For much same reason, assassination of Sihanouk by Thanh agents would produce serious anti-Western political repercussions. Popular feeling would be aroused against assassins and sponsors, and such situation obviously exploitable by Communists. Absence of any true successor to Sihanouk, in terms popular stature and appeal, could lead to political fragmentation from which Communists stand to benefit. Thanh himself could not hope supplant Sihanouk. Most likely immediate leadership would emerge from group of conservative (Old-Guard) leaders backed by throne and military, but even such leadership would be compelled recognize and to some extent yield to Leftist supported and stimulated popular resentment against West.

Important bear in mind that principal (though not immediate) threat to Sihanouk-centered Cambodian stability lies in increasing numbers of Western-educated intellectuals influenced by Communist doctrine and attracted to Communist techniques. Sihanouk has thus far been able to enforce their allegiance to him, no likely successor would be capable of exercising equally effective control.

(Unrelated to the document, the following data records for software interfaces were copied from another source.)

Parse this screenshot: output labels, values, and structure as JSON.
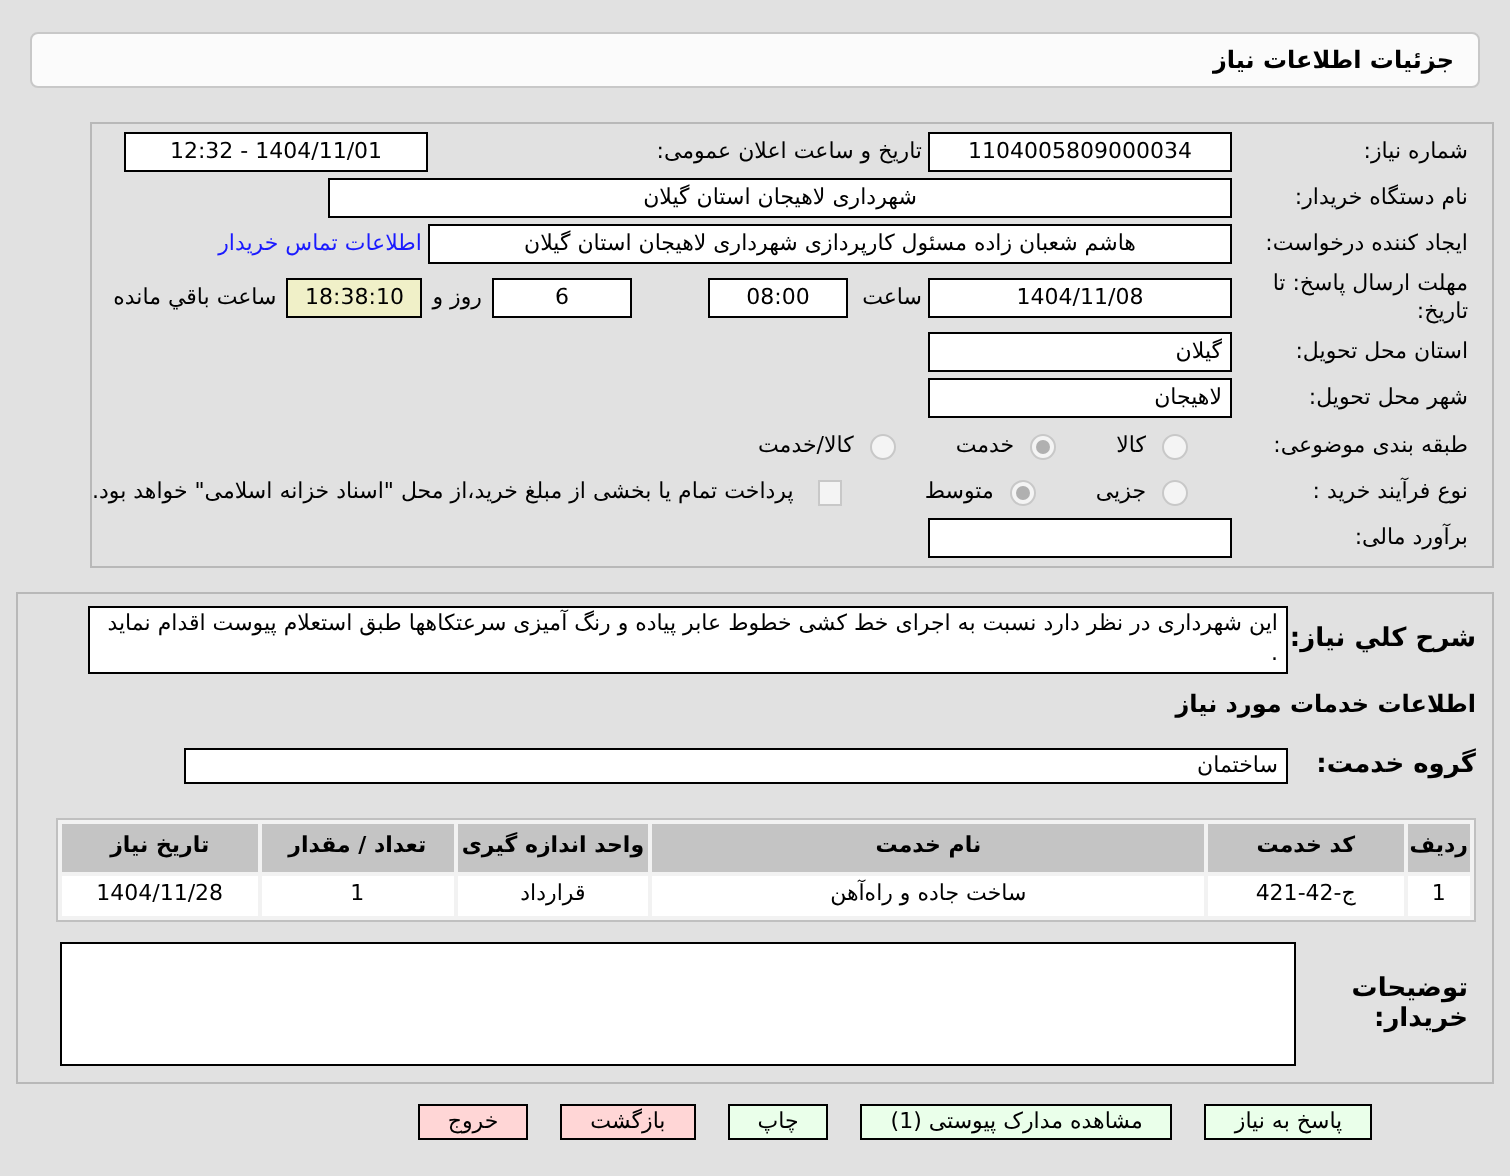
{
  "header": {
    "title": "جزئیات اطلاعات نیاز"
  },
  "details": {
    "need_number": {
      "label": "شماره نیاز:",
      "value": "1104005809000034"
    },
    "announce": {
      "label": "تاریخ و ساعت اعلان عمومی:",
      "value": "1404/11/01 - 12:32"
    },
    "buyer": {
      "label": "نام دستگاه خریدار:",
      "value": "شهرداری لاهیجان استان گیلان"
    },
    "creator": {
      "label": "ایجاد کننده درخواست:",
      "value": "هاشم شعبان زاده مسئول کارپردازی شهرداری لاهیجان استان گیلان",
      "link": "اطلاعات تماس خریدار"
    },
    "deadline": {
      "label": "مهلت ارسال پاسخ: تا تاریخ:",
      "date": "1404/11/08",
      "time_label": "ساعت",
      "time": "08:00",
      "days": "6",
      "days_label": "روز و",
      "remaining": "18:38:10",
      "remaining_label": "ساعت باقي مانده"
    },
    "province": {
      "label": "استان محل تحویل:",
      "value": "گیلان"
    },
    "city": {
      "label": "شهر محل تحویل:",
      "value": "لاهیجان"
    },
    "classification": {
      "label": "طبقه بندی موضوعی:",
      "options": [
        {
          "label": "کالا",
          "selected": false
        },
        {
          "label": "خدمت",
          "selected": true
        },
        {
          "label": "کالا/خدمت",
          "selected": false
        }
      ]
    },
    "purchase_type": {
      "label": "نوع فرآیند خرید :",
      "options": [
        {
          "label": "جزیی",
          "selected": false
        },
        {
          "label": "متوسط",
          "selected": true
        }
      ],
      "payment": {
        "checked": false,
        "label": "پرداخت تمام یا بخشی از مبلغ خرید،از محل \"اسناد خزانه اسلامی\" خواهد بود."
      }
    },
    "budget": {
      "label": "برآورد مالی:"
    }
  },
  "services": {
    "description": {
      "label": "شرح کلي نیاز:",
      "value": "این شهرداری  در نظر دارد نسبت به اجرای خط کشی خطوط عابر پیاده و رنگ آمیزی سرعتکاهها طبق استعلام پیوست اقدام نماید ."
    },
    "heading": "اطلاعات خدمات مورد نیاز",
    "group": {
      "label": "گروه خدمت:",
      "value": "ساختمان"
    },
    "table": {
      "columns": [
        "ردیف",
        "کد خدمت",
        "نام خدمت",
        "واحد اندازه گیری",
        "تعداد / مقدار",
        "تاریخ نیاز"
      ],
      "rows": [
        [
          "1",
          "ج-42-421",
          "ساخت جاده و راه‌آهن",
          "قرارداد",
          "1",
          "1404/11/28"
        ]
      ]
    },
    "buyer_notes": {
      "label": "توضیحات خریدار:"
    }
  },
  "buttons": [
    {
      "label": "پاسخ به نیاز",
      "color": "#eaffea"
    },
    {
      "label": "مشاهده مدارک پیوستی (1)",
      "color": "#eaffea"
    },
    {
      "label": "چاپ",
      "color": "#eaffea"
    },
    {
      "label": "بازگشت",
      "color": "#ffd6d6"
    },
    {
      "label": "خروج",
      "color": "#ffd6d6"
    }
  ]
}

  1. Source: Department of State, Central Files, 751H.00/8–1862. Secret; Limit Distribution. Repeated to Bangkok, Saigon, and Taipei.
  2. In telegram 82, August 13, the Department informed the Embassy that it was disturbed at reports of Thai and South Vietnamese support of Son Ngoc Thanh’s plotting against Sihanouk. The Department concluded that Thanh had low-level contacts with Vietnamese, Thai, and Nationalist Chinese officials; that he was receiving limited funds from the Vietnamese and possibly the Thai; [text not declassified] and that Thanh had built up a small band of followers because of South Vietnamese support. (Ibid., 751H.00/8–1362)